"Sean was going for tee-ball but the person at the sign-in pointed at him and said, 'He looks big enough, sign him up for lacrosse, too,' " said the boys' mother, Julie Wright. "I told her he wasn't old enough, but she said it didn't matter."
Wright still is big for his age -- he is 6 feet 7, 210 pounds -- and still is playing lacrosse. He has a team-high 19 goals for the Falcons (4-1, 2-0 Washington Catholic Athletic Conference) as they enter a crucial week. They face defending WCAC champion DeMatha on Wednesday and top-ranked Georgetown Prep on Saturday.
Wright will play for Providence next year. His height is unusual in lacrosse -- the tallest players among the Division I preseason top 25 teams were two from Duke and Georgetown, each of whom is 6-7 -- and seems better suited for basketball. He was a four-year varsity player at Good Counsel and started to draw interest from Division I programs in that sport as a sophomore.
His late father, Steve Wright, played basketball at Einstein High and Boston University in the late 1970s. He was the first player in BU history to have his jersey number retired; he also played professionally in Europe and was active as a youth coach in Silver Spring.
But Steve Wright had leukemia diagnosed in 2002. He kept an online journal about his fight against the disease until he died in 2004, at the age of 45. Sean Wright said he wanted to play basketball in college to honor his father but realized last spring that his heart wasn't in it.
"I sort of felt like I had an obligation to play basketball because of my dad," said Sean Wright, who wears jersey No. 33 -- his father's number at BU. "But my mom told me my dad would want me to play what made me happiest. And I know he's happy with my decision."Severna Park starts well
After being part of Severna Park's three straight Maryland state championship teams, senior defender Sami Kizer was well aware of the pressure she and her teammates faced this season. But she still was surprised when she glanced at the Falcons' early schedule.
"Holy cow, we're gonna have to work hard," Kizer said when she found out the Falcons would face No. 6 St. Mary's-Annapolis, No. 9 South River and No. 7 Annapolis at the start of the season. "We've never had such hard teams so early in the year."
But the Falcons haven't missed a beat, establishing themselves as the favorite once again among Maryland public schools. Severna Park took out St. Mary's, 10-8, and followed it up with a 12-9 win over the Seahawks in a rematch of last year's 4A/3A East region final.
With eight starters back, the fast start has a lot to do with the experience gained during a challenging 2009 season. The Falcons got a midseason "reality check" last year, according to Kizer, when they had their 47-game winning streak snapped.
As a result, this year's team isn't taking anything for granted. With a senior-laden defense and a youthful attack, Severna Park spent much of the fall and winter playing pick-up games together, ensuring 2009's late-season chemistry would still be around for this year's daunting early-season slate.
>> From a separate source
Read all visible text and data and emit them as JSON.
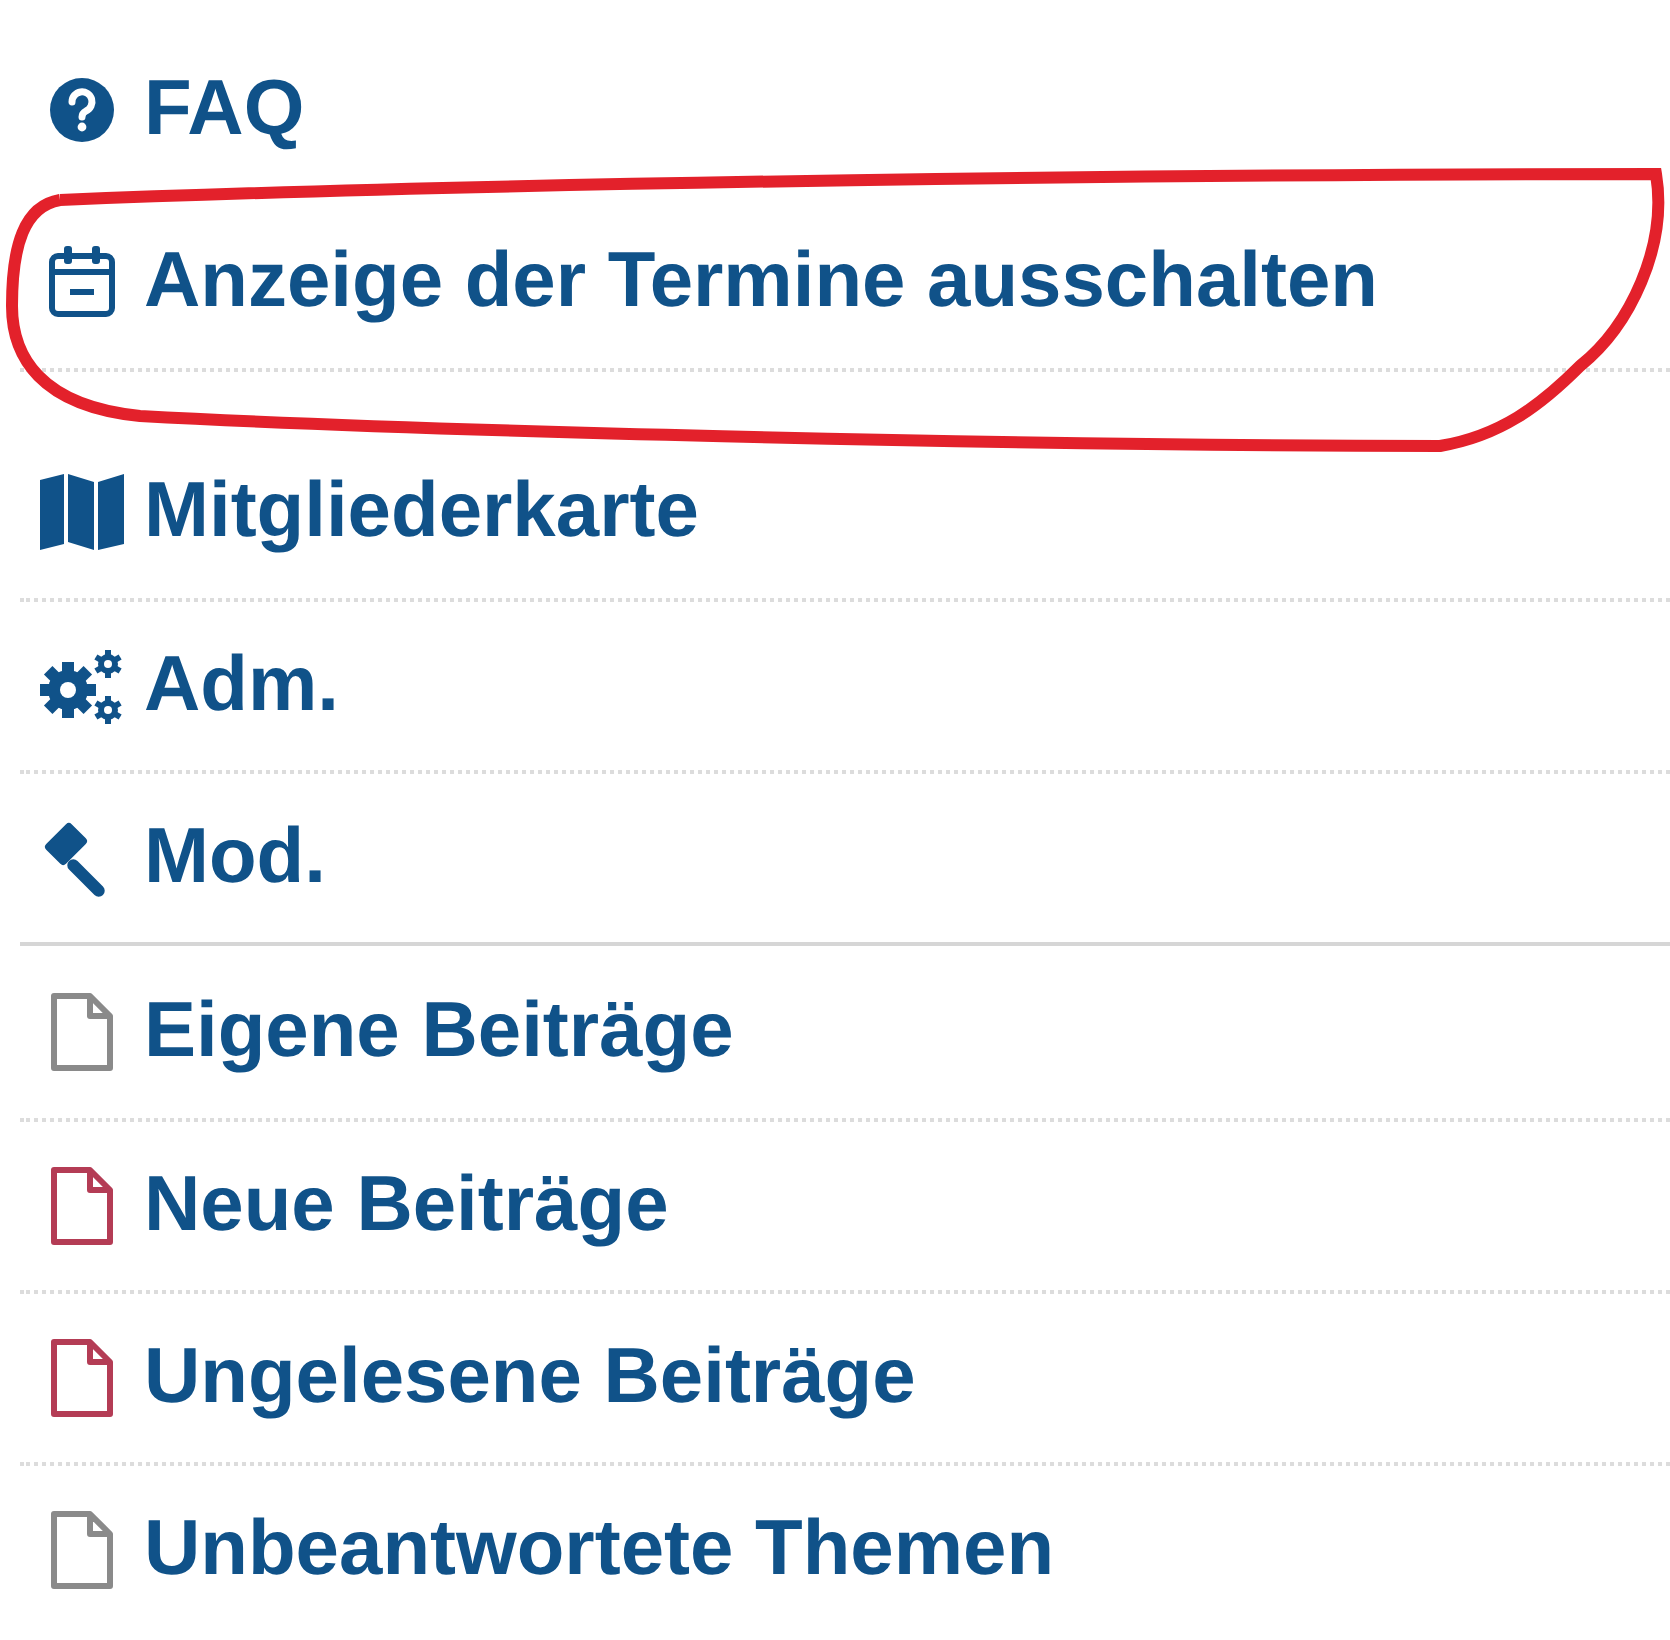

Perhaps the best sign came against South River, when Princeton-bound Sarah Lloyd scored a game-high four goals and goalie Emily Mata made nine saves. Lloyd was injured in 2009 and played goalie down the stretch with Mata out with a broken hand. Both are healthy again and are two reasons why the Falcons are flying high already.
"Last year we got a slap in the face and I think we're thankful for that," said Kizer, an Oregon recruit. "This year we had no idea how we were gonna click and it was just immediate. It was noticeable and awesome."